Lesson Goals

  • To introduce the principles behind optical density measurements.
  • To relate optical density to cell density and colony forming units (CFUs).


 Key Terms

  • Optical Density
  • Absorbance
  • OD600




Hi everybody! Welcome back to Synthetic Biology One. Today I want to talk about how we measure bacterial growth. If there’s really ten billion bacteria in your test tube, how do you count them all?

Well, one way to do it is by plating. You take a bunch of bacteria. You dilute them repeatedly until you get to very very high dilution factors of like 10 million. And then you spread them out evenly on Petri dishes to produce colonies. Each single bacterium in the original culture forms one colony, so you can count the colonies to count the bacteria.

But plating is hard. You have to do all that diluting and diluting. You have to make all of those plates. And then you have to wait for like 12 hours or more for the bacteria to grow into colonies and everything is the worst. You don’t want to wait 12 hours. You need that growth measurement now! Well I can solve that problem with this one simple trick.

Here is what a culture of bacteria looks like in LB medium when it is freshly inoculated. And here is what that same culture looks like after shaking it overnight in a 37 degree incubator. The difference is pretty clear. By which I mean that the stationary phase culture is not clear anymore. As bacteria grow, they gradually make the media more and more cloudy. The scientific name for this cloudiness is optical density and we can use it to get a fast, simple estimate of how many bacteria we have.

First, let’s take our observation that bacteria are cloudy and turn it into something that we can precisely measure. In physics, optical density is also known as absorbance. It is a way of measuring the amount of light transmitted by a given material. If we shine a light across a culture of E. coli, not all of it will pass though. Some of the light will hit the E. coli cells and become scattered.

The amount of light scattering depends on two main factors. First, the thickness of the material. Obviously, the longer the light has to travel the more likely it is to be scattered. But we’re not really interested in measuring thickness, so instead we control for it by doing all of our measurements in a cuvette that is exactly 1 cm across. A cuvette, by the way, is just a test tube with clear, flat sides that we can shine a light through.

The second factor that determines how much light can get through the sample is the absorbance. We measure the absorbance in the following way.
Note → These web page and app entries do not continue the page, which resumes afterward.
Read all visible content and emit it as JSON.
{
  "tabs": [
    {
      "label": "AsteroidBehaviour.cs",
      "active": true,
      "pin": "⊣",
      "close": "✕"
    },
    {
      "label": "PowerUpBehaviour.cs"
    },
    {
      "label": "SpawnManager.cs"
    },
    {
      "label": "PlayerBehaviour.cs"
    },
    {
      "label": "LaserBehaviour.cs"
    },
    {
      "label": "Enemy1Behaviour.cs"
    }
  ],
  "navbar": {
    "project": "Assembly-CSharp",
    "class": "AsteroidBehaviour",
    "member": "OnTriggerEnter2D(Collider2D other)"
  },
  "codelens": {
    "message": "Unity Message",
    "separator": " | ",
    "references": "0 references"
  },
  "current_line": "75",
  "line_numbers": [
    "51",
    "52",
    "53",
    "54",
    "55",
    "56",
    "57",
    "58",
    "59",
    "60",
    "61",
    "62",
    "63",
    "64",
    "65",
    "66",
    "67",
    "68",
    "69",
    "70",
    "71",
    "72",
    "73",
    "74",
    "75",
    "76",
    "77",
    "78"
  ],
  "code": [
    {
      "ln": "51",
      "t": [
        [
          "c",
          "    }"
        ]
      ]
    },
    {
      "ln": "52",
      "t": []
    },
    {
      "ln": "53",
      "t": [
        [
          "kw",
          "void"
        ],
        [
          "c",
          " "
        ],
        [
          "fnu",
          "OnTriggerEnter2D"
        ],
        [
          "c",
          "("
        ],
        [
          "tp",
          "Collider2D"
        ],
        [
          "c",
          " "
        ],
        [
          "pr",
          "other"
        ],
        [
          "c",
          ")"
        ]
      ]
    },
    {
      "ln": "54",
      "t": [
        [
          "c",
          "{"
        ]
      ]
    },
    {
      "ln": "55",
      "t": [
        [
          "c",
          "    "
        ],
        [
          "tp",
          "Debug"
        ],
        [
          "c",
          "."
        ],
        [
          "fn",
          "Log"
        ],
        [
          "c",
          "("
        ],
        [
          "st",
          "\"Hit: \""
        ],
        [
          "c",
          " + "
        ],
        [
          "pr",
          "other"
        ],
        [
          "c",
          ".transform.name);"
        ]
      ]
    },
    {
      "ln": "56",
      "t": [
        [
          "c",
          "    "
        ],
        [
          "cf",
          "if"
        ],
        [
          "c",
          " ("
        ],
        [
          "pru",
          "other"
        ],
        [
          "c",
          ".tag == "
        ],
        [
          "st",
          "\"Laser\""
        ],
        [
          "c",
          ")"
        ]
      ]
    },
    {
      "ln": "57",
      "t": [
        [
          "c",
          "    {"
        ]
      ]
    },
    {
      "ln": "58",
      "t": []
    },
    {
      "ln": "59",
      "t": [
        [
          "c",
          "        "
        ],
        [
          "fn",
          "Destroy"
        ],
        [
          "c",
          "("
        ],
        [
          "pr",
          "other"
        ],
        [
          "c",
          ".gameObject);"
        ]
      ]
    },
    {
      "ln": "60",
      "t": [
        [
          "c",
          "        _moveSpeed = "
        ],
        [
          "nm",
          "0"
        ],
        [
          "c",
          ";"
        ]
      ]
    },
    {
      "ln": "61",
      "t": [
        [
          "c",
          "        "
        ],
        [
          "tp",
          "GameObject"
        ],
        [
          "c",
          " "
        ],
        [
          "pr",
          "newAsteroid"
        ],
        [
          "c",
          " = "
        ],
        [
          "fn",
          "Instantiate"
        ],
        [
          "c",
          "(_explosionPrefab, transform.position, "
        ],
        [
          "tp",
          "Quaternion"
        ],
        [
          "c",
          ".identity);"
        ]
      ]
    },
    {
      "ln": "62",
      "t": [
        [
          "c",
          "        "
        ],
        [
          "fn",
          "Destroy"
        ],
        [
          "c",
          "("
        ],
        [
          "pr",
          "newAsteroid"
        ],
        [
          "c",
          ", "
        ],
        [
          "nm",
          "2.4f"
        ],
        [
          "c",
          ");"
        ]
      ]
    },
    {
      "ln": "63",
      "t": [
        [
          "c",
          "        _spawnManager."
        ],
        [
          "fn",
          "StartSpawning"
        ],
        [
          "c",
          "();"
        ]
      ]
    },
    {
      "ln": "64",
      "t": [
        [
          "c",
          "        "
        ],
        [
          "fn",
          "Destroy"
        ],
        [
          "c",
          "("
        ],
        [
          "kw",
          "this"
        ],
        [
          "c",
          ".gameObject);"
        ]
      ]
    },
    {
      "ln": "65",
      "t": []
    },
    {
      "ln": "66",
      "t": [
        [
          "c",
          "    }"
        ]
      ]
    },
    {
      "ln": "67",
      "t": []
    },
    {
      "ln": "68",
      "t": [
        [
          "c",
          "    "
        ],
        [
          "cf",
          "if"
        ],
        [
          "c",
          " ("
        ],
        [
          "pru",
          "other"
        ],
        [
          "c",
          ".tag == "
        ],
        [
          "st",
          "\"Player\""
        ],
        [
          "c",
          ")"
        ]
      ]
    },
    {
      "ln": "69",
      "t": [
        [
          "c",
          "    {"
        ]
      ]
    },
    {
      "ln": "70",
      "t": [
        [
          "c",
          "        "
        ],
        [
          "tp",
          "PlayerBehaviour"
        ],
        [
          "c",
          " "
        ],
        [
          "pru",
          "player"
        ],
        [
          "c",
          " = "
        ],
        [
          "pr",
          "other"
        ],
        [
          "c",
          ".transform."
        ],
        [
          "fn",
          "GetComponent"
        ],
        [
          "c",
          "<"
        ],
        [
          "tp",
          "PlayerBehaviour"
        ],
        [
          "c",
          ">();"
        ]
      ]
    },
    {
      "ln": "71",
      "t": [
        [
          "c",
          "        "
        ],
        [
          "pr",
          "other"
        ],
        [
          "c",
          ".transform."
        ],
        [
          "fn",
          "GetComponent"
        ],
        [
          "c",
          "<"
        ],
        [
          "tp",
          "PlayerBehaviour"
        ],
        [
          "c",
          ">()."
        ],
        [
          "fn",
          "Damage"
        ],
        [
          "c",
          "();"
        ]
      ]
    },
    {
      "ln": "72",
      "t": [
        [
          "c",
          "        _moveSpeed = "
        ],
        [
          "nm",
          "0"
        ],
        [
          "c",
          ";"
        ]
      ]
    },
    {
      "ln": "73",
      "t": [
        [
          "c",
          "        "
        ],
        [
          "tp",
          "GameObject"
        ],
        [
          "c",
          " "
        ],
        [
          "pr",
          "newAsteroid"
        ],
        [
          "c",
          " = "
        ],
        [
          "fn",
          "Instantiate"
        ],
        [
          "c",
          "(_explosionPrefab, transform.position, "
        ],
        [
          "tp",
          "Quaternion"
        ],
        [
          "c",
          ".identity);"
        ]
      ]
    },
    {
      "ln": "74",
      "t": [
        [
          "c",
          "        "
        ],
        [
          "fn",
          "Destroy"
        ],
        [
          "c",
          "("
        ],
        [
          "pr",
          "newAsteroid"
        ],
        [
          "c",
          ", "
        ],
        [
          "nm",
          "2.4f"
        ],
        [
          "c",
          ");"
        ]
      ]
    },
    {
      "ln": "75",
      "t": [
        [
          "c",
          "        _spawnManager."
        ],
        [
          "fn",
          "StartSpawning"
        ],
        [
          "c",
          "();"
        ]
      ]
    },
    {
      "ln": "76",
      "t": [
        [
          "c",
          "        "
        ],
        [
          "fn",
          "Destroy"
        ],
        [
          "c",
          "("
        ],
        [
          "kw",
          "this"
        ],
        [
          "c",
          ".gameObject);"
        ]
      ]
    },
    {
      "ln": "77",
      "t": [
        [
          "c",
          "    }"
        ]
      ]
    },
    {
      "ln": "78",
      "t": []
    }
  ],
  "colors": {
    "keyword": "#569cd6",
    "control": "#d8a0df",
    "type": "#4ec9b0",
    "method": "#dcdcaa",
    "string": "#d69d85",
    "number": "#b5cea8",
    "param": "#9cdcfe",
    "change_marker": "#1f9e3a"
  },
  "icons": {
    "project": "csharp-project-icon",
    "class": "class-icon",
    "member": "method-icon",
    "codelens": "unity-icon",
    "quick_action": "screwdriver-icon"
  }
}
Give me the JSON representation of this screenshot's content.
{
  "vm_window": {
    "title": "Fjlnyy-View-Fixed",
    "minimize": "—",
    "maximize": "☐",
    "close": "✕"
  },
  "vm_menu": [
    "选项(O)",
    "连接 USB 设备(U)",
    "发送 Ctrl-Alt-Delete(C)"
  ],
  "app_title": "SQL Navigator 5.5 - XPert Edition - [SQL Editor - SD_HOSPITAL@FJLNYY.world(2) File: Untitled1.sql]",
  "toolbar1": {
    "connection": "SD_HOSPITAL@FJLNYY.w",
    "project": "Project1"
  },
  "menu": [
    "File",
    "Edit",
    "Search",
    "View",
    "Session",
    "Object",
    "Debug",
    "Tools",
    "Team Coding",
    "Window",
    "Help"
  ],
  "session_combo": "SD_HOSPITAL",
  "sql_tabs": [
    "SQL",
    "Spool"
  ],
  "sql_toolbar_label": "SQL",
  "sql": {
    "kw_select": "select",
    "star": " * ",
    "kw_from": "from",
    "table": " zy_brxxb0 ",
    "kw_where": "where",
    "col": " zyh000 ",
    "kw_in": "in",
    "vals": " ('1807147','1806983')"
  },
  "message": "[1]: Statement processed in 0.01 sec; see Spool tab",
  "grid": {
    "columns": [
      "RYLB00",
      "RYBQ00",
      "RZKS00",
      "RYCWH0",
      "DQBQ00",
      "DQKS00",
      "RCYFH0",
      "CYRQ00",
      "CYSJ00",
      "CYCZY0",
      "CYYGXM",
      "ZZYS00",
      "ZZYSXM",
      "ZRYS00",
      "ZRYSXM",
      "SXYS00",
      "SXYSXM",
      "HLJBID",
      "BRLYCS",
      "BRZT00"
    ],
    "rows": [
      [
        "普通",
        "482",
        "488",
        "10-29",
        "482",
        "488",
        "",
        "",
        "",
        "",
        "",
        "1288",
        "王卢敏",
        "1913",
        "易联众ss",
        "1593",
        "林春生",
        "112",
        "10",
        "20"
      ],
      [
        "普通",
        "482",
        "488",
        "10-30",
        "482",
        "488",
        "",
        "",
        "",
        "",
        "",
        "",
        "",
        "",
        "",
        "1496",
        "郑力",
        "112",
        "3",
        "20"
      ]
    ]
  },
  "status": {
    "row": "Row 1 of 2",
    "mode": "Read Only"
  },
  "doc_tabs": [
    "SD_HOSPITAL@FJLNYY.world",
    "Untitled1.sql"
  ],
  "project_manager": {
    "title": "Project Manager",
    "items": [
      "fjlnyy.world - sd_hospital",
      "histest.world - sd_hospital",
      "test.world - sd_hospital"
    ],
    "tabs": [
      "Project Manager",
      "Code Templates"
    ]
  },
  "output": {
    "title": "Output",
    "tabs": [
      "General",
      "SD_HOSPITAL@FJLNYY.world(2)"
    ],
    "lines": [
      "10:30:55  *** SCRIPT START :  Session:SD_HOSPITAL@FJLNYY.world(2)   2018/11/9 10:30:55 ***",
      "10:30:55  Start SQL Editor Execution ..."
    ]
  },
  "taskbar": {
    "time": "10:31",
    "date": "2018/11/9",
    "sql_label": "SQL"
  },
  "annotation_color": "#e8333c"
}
First, we take a blank cuvette with just pure media. We turn on the light and measure how much comes through. This is the baseline measurement of light received by the material. Then we add the media with cells, turn the light on again and take a second measurement that represents the light transmitted by the material.

The ratio of the light received to the light transmitted is called the transmittance. And the negative logarithm of the transmittance is the absorbance.

You should notice that this equipment is nothing fancy. All we are doing is measuring how much light comes through the cuvette. The measurement doesn’t tell us anything specific about what is blocking the light or what happens to the light that is blocked. The light could be absorbed by a pigment, either in the cells or in the media. Or it could be scattered by the cells, reflecting off their tiny little bodies and away from the detector.

We know from experience that light with a wavelength around 600 nm, in the green part of the visible spectrum, is easily scattered by particles the size of bacteria. Commonly used bacteria don’t produce pigments that absorb in that part of the spectrum, so our measurement reflects mostly the number of bacteria, not their color. You will often see the wavelength written out as a little subscript when describing the measurement: OD600.

Another important thing to keep in mind when you are doing an absorbance measurement is that the readings will only be accurate if at least some light gets through to the detector. If your absorbance is 1 or less, it means 10% or more of the light is passing through and you get an accurate reading.

So let’s say I’ve done my absorbance measurement and I get a reading of 0.3. Now what? What does absorbance 0.3 mean? What I really wanted to know is the number of bacteria. Well, unfortunately you’ll have to calibrate it. The only surefire way to know how many bacteria correspond to an OD of 0.3 is to count them the old fashioned way. You have to dilute them, then plate them, then wait 12 hours, then count the colonies and blah blah blah. But the good news is that you do it once, you never have to do it again. And the other good news is that OD is linear with cell density, meaning that twice the OD means twice the cells, so you can estimate the cell counts over a good range of ODs.

And the other other good news is that for most common bacteria, the relationship between cell counts and OD is already basically known. If you want really precise data, you still have to do the calibration yourself. It has to be your cells and your media and your equipment etc. But if you only need an estimate, you can just dig up some numbers from the internet. Or listen to some guy in a YouTube video. For E. coli, an OD of 1 means about 109 cells/mL. For a yeast like S. cerevisiae OD 1 is more like 108 cells/mL.

OK so I hope that clears up optical density. Until next time, stay shiny!